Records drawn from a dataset
────────

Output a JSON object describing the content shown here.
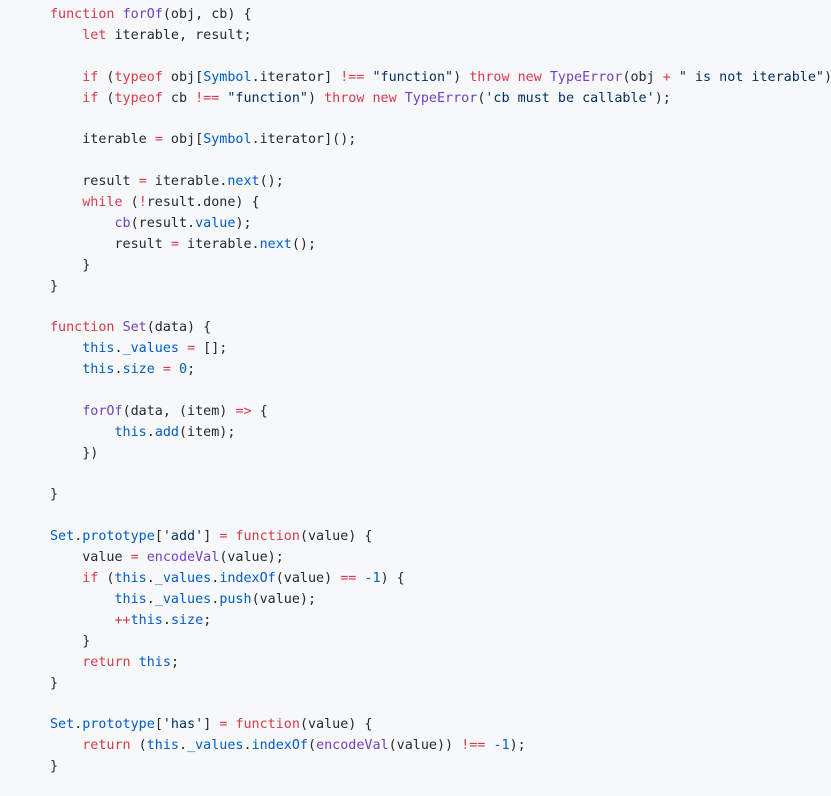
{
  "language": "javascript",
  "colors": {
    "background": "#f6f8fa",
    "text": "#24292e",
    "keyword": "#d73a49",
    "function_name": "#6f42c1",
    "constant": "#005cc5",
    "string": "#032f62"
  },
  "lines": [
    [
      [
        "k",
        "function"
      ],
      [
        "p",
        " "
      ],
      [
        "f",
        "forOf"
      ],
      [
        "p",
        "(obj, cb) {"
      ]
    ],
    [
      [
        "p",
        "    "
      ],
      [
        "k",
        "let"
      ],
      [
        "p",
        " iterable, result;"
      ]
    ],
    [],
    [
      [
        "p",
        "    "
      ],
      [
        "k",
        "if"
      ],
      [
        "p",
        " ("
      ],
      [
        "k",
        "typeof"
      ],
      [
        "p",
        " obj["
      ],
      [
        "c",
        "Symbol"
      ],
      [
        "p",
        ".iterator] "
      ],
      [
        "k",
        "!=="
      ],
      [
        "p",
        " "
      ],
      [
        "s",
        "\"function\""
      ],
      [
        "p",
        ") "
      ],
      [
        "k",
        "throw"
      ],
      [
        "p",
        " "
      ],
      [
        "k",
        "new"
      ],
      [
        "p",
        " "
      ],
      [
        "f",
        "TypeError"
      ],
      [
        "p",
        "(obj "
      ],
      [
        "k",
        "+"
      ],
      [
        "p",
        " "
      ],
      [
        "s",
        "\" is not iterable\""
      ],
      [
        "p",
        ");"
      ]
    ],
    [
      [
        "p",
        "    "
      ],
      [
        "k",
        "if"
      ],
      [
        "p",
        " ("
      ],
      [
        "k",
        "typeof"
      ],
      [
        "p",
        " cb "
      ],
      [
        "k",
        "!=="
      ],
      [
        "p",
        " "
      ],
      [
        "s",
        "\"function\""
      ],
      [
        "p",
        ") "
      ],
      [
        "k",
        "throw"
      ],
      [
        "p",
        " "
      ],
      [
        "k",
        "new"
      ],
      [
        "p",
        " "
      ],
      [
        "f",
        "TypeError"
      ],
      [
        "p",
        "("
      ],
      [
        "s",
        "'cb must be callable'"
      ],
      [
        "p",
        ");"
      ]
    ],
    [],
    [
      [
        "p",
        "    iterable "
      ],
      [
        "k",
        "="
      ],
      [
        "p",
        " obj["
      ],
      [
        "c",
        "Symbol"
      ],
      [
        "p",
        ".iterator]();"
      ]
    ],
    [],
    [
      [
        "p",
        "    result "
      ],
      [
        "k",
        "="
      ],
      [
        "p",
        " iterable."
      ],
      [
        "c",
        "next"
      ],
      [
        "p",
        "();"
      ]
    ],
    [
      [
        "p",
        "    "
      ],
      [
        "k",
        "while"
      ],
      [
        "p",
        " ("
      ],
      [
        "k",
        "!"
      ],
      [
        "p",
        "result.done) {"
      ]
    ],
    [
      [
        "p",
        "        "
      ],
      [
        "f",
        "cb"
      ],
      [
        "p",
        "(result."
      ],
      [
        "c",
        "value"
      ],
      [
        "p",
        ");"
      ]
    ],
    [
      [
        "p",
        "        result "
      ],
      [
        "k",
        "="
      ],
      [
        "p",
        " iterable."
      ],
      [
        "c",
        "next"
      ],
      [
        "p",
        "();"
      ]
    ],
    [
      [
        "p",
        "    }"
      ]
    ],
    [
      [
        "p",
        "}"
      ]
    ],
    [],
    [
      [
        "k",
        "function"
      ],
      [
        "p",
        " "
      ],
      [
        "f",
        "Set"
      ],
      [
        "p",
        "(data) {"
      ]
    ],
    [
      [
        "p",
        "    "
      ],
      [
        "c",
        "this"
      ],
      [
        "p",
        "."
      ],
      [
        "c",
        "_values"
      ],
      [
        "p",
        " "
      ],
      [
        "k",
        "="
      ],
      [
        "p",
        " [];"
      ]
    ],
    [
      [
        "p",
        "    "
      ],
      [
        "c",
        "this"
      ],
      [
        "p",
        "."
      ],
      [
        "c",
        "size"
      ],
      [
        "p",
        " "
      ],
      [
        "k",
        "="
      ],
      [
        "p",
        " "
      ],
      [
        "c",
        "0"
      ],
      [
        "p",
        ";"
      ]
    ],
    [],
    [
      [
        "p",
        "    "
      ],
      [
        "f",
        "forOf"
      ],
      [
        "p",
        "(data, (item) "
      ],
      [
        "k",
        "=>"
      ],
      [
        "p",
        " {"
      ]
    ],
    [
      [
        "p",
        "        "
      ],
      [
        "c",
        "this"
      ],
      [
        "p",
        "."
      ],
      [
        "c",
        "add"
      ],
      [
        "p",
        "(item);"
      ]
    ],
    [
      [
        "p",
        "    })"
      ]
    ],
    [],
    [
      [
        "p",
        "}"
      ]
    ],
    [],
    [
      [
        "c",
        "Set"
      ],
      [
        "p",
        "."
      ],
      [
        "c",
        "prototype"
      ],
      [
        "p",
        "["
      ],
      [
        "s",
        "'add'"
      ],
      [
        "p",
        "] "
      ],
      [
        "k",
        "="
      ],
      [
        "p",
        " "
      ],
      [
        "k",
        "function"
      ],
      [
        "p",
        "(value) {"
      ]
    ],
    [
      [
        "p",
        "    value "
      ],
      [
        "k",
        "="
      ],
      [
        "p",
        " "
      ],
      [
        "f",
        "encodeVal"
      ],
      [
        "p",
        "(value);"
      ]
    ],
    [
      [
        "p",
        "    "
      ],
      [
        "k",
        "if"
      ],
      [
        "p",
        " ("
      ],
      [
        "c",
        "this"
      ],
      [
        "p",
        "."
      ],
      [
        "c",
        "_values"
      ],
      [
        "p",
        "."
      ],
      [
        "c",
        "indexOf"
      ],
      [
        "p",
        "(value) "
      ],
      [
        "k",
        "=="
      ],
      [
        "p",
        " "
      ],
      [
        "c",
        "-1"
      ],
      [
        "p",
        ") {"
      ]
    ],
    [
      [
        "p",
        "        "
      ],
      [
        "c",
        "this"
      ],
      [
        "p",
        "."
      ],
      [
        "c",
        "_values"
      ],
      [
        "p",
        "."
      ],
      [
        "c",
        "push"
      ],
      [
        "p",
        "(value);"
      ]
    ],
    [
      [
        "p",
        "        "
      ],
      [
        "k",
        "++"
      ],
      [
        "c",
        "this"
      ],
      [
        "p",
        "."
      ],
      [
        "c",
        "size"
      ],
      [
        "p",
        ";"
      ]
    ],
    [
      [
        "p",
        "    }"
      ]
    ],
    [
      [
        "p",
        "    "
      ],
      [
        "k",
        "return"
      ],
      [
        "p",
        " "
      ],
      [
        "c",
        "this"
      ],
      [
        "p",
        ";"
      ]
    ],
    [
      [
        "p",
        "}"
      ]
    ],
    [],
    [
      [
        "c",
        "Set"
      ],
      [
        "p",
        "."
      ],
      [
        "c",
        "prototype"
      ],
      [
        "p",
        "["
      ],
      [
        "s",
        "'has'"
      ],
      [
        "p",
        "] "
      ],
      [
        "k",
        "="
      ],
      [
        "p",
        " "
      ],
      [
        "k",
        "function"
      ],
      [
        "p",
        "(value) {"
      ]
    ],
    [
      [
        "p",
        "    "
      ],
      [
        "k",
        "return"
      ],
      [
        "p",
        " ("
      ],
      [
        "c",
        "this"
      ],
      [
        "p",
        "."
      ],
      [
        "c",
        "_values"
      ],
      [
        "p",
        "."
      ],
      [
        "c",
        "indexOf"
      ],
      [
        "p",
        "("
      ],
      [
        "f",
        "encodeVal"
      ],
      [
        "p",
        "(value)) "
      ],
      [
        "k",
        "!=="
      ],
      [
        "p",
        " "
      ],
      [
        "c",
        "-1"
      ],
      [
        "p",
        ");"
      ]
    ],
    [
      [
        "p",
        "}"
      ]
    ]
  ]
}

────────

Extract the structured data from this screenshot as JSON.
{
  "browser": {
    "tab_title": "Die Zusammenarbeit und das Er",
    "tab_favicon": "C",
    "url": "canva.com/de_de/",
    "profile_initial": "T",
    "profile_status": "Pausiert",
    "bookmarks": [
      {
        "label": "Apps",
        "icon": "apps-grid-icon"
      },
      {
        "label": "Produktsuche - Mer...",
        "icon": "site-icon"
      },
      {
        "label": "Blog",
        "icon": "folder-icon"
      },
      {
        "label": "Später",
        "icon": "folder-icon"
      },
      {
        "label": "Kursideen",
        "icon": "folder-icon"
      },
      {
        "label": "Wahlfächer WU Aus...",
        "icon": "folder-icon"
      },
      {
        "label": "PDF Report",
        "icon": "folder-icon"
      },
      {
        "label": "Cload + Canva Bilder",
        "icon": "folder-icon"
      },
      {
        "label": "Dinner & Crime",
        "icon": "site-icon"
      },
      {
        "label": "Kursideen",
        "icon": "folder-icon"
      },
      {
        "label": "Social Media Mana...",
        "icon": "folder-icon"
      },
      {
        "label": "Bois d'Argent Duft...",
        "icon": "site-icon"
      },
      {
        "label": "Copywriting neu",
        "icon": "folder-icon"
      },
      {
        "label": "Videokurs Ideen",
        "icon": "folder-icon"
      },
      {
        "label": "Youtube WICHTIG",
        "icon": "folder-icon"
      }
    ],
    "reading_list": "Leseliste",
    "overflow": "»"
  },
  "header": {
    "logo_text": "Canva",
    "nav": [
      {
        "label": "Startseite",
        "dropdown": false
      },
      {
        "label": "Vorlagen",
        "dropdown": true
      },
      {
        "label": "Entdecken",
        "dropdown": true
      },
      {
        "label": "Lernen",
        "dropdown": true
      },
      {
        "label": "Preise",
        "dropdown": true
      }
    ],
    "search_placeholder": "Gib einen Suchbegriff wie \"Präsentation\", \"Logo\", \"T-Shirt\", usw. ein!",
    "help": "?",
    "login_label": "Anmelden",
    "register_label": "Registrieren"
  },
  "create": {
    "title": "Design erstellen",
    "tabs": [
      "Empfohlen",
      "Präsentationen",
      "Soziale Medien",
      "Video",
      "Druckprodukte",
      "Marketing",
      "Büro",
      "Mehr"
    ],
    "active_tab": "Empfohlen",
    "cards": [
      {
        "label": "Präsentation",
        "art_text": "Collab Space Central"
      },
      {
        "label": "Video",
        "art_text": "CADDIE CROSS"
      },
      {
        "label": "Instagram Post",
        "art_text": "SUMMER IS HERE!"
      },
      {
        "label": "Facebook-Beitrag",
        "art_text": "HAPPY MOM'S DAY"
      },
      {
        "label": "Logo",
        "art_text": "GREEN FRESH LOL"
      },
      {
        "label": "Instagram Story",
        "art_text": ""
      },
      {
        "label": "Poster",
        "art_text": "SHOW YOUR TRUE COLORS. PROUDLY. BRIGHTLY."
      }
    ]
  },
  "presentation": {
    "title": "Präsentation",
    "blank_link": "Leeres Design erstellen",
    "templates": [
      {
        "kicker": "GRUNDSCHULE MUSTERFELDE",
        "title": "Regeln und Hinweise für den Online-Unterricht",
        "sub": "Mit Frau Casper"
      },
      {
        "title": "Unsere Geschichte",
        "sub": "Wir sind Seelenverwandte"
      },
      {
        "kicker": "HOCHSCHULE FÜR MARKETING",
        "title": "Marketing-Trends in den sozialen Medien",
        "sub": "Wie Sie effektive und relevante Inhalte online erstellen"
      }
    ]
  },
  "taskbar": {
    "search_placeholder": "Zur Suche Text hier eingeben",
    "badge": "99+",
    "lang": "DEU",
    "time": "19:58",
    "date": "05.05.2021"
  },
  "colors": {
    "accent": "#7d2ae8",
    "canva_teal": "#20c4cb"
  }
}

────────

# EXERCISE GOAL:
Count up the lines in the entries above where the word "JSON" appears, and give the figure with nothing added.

# RESULT OF THE EXERCISE:
2